- PROBLEM DESCRIPTION
Your answer must be the records, copied with no change.

----- SOURCE DATA -----

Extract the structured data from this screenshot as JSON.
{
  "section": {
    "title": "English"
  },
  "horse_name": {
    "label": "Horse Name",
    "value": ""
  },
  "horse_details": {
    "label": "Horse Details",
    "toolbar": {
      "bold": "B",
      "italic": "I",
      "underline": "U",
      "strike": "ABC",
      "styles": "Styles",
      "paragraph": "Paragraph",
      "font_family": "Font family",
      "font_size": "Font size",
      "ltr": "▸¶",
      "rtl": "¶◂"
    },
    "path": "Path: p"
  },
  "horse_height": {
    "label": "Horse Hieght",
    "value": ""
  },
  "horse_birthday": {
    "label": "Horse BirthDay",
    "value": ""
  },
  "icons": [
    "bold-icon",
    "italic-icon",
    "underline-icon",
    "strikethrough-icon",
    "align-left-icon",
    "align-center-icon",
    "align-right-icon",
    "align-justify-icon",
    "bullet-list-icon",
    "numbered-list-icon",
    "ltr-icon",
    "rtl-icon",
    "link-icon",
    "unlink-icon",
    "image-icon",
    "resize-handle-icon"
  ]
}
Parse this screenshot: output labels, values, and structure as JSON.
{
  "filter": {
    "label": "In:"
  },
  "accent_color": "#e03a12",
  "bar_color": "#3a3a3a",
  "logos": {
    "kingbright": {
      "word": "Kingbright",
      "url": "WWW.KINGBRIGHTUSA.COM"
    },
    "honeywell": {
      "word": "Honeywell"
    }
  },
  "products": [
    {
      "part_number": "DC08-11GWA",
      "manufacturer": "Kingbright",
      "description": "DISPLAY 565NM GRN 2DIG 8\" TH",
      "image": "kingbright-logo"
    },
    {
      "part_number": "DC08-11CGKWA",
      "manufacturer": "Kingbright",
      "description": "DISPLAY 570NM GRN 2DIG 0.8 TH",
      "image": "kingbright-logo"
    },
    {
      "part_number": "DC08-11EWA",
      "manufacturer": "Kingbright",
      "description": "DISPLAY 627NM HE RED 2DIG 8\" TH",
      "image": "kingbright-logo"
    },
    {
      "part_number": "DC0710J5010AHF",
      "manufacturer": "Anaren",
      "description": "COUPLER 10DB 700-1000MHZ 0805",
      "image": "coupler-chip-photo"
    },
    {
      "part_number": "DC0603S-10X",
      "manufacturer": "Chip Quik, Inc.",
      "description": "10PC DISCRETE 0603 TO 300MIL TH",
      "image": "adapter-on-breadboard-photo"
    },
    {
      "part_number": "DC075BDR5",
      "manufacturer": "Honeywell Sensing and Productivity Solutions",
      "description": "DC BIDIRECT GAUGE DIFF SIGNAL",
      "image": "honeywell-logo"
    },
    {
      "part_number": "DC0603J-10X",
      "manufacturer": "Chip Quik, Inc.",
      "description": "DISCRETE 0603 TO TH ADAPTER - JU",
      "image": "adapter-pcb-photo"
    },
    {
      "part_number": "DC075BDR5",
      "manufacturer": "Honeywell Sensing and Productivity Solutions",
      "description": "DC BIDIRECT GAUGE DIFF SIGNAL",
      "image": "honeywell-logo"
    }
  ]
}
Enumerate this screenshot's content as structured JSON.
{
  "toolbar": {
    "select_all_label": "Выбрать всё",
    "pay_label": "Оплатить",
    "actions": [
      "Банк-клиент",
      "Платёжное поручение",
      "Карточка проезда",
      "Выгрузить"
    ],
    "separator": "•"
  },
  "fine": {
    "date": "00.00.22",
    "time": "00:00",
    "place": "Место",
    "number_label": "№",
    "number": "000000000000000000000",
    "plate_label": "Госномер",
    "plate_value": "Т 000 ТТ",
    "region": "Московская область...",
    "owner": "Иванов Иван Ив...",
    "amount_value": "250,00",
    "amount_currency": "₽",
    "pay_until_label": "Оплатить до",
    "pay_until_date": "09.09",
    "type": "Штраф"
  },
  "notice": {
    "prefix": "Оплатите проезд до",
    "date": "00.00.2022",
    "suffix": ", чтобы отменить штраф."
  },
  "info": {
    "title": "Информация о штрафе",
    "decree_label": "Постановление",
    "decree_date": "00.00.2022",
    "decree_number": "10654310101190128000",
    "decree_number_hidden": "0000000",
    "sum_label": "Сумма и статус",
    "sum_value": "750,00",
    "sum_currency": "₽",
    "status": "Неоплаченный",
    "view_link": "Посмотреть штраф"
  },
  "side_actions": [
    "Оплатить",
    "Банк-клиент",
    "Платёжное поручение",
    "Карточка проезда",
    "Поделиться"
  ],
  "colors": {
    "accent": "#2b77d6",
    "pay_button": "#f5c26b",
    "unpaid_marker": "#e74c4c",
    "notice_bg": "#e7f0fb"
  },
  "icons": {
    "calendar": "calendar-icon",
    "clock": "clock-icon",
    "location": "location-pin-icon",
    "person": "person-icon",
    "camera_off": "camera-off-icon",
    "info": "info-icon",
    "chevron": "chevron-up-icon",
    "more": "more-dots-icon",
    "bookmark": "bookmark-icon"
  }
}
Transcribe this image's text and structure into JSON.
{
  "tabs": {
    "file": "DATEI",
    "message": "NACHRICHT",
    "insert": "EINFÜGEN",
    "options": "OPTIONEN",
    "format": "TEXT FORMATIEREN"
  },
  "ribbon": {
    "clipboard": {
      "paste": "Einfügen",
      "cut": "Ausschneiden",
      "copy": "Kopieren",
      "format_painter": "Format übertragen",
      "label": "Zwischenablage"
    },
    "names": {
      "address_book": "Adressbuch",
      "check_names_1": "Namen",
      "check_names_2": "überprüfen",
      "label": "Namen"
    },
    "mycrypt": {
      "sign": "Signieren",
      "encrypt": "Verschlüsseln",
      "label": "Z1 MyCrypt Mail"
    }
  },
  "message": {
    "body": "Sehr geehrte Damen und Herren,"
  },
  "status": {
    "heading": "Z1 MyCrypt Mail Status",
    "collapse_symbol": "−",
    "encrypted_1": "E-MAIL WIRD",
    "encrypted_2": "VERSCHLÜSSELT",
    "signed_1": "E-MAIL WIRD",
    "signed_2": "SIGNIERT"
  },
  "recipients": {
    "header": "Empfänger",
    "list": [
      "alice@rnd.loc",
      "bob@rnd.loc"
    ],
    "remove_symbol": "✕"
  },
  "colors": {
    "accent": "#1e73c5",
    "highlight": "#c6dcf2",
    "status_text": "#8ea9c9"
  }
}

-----

- REPLY TO THE EXERCISE
Extract the structured data from this screenshot as JSON.
{
  "section": {
    "title": "English"
  },
  "horse_name": {
    "label": "Horse Name",
    "value": ""
  },
  "horse_details": {
    "label": "Horse Details",
    "toolbar": {
      "bold": "B",
      "italic": "I",
      "underline": "U",
      "strike": "ABC",
      "styles": "Styles",
      "paragraph": "Paragraph",
      "font_family": "Font family",
      "font_size": "Font size",
      "ltr": "▸¶",
      "rtl": "¶◂"
    },
    "path": "Path: p"
  },
  "horse_height": {
    "label": "Horse Hieght",
    "value": ""
  },
  "horse_birthday": {
    "label": "Horse BirthDay",
    "value": ""
  },
  "icons": [
    "bold-icon",
    "italic-icon",
    "underline-icon",
    "strikethrough-icon",
    "align-left-icon",
    "align-center-icon",
    "align-right-icon",
    "align-justify-icon",
    "bullet-list-icon",
    "numbered-list-icon",
    "ltr-icon",
    "rtl-icon",
    "link-icon",
    "unlink-icon",
    "image-icon",
    "resize-handle-icon"
  ]
}
Parse this screenshot: output labels, values, and structure as JSON.
{
  "filter": {
    "label": "In:"
  },
  "accent_color": "#e03a12",
  "bar_color": "#3a3a3a",
  "logos": {
    "kingbright": {
      "word": "Kingbright",
      "url": "WWW.KINGBRIGHTUSA.COM"
    },
    "honeywell": {
      "word": "Honeywell"
    }
  },
  "products": [
    {
      "part_number": "DC08-11GWA",
      "manufacturer": "Kingbright",
      "description": "DISPLAY 565NM GRN 2DIG 8\" TH",
      "image": "kingbright-logo"
    },
    {
      "part_number": "DC08-11CGKWA",
      "manufacturer": "Kingbright",
      "description": "DISPLAY 570NM GRN 2DIG 0.8 TH",
      "image": "kingbright-logo"
    },
    {
      "part_number": "DC08-11EWA",
      "manufacturer": "Kingbright",
      "description": "DISPLAY 627NM HE RED 2DIG 8\" TH",
      "image": "kingbright-logo"
    },
    {
      "part_number": "DC0710J5010AHF",
      "manufacturer": "Anaren",
      "description": "COUPLER 10DB 700-1000MHZ 0805",
      "image": "coupler-chip-photo"
    },
    {
      "part_number": "DC0603S-10X",
      "manufacturer": "Chip Quik, Inc.",
      "description": "10PC DISCRETE 0603 TO 300MIL TH",
      "image": "adapter-on-breadboard-photo"
    },
    {
      "part_number": "DC075BDR5",
      "manufacturer": "Honeywell Sensing and Productivity Solutions",
      "description": "DC BIDIRECT GAUGE DIFF SIGNAL",
      "image": "honeywell-logo"
    },
    {
      "part_number": "DC0603J-10X",
      "manufacturer": "Chip Quik, Inc.",
      "description": "DISCRETE 0603 TO TH ADAPTER - JU",
      "image": "adapter-pcb-photo"
    },
    {
      "part_number": "DC075BDR5",
      "manufacturer": "Honeywell Sensing and Productivity Solutions",
      "description": "DC BIDIRECT GAUGE DIFF SIGNAL",
      "image": "honeywell-logo"
    }
  ]
}
Enumerate this screenshot's content as structured JSON.
{
  "toolbar": {
    "select_all_label": "Выбрать всё",
    "pay_label": "Оплатить",
    "actions": [
      "Банк-клиент",
      "Платёжное поручение",
      "Карточка проезда",
      "Выгрузить"
    ],
    "separator": "•"
  },
  "fine": {
    "date": "00.00.22",
    "time": "00:00",
    "place": "Место",
    "number_label": "№",
    "number": "000000000000000000000",
    "plate_label": "Госномер",
    "plate_value": "Т 000 ТТ",
    "region": "Московская область...",
    "owner": "Иванов Иван Ив...",
    "amount_value": "250,00",
    "amount_currency": "₽",
    "pay_until_label": "Оплатить до",
    "pay_until_date": "09.09",
    "type": "Штраф"
  },
  "notice": {
    "prefix": "Оплатите проезд до",
    "date": "00.00.2022",
    "suffix": ", чтобы отменить штраф."
  },
  "info": {
    "title": "Информация о штрафе",
    "decree_label": "Постановление",
    "decree_date": "00.00.2022",
    "decree_number": "10654310101190128000",
    "decree_number_hidden": "0000000",
    "sum_label": "Сумма и статус",
    "sum_value": "750,00",
    "sum_currency": "₽",
    "status": "Неоплаченный",
    "view_link": "Посмотреть штраф"
  },
  "side_actions": [
    "Оплатить",
    "Банк-клиент",
    "Платёжное поручение",
    "Карточка проезда",
    "Поделиться"
  ],
  "colors": {
    "accent": "#2b77d6",
    "pay_button": "#f5c26b",
    "unpaid_marker": "#e74c4c",
    "notice_bg": "#e7f0fb"
  },
  "icons": {
    "calendar": "calendar-icon",
    "clock": "clock-icon",
    "location": "location-pin-icon",
    "person": "person-icon",
    "camera_off": "camera-off-icon",
    "info": "info-icon",
    "chevron": "chevron-up-icon",
    "more": "more-dots-icon",
    "bookmark": "bookmark-icon"
  }
}
Transcribe this image's text and structure into JSON.
{
  "tabs": {
    "file": "DATEI",
    "message": "NACHRICHT",
    "insert": "EINFÜGEN",
    "options": "OPTIONEN",
    "format": "TEXT FORMATIEREN"
  },
  "ribbon": {
    "clipboard": {
      "paste": "Einfügen",
      "cut": "Ausschneiden",
      "copy": "Kopieren",
      "format_painter": "Format übertragen",
      "label": "Zwischenablage"
    },
    "names": {
      "address_book": "Adressbuch",
      "check_names_1": "Namen",
      "check_names_2": "überprüfen",
      "label": "Namen"
    },
    "mycrypt": {
      "sign": "Signieren",
      "encrypt": "Verschlüsseln",
      "label": "Z1 MyCrypt Mail"
    }
  },
  "message": {
    "body": "Sehr geehrte Damen und Herren,"
  },
  "status": {
    "heading": "Z1 MyCrypt Mail Status",
    "collapse_symbol": "−",
    "encrypted_1": "E-MAIL WIRD",
    "encrypted_2": "VERSCHLÜSSELT",
    "signed_1": "E-MAIL WIRD",
    "signed_2": "SIGNIERT"
  },
  "recipients": {
    "header": "Empfänger",
    "list": [
      "alice@rnd.loc",
      "bob@rnd.loc"
    ],
    "remove_symbol": "✕"
  },
  "colors": {
    "accent": "#1e73c5",
    "highlight": "#c6dcf2",
    "status_text": "#8ea9c9"
  }
}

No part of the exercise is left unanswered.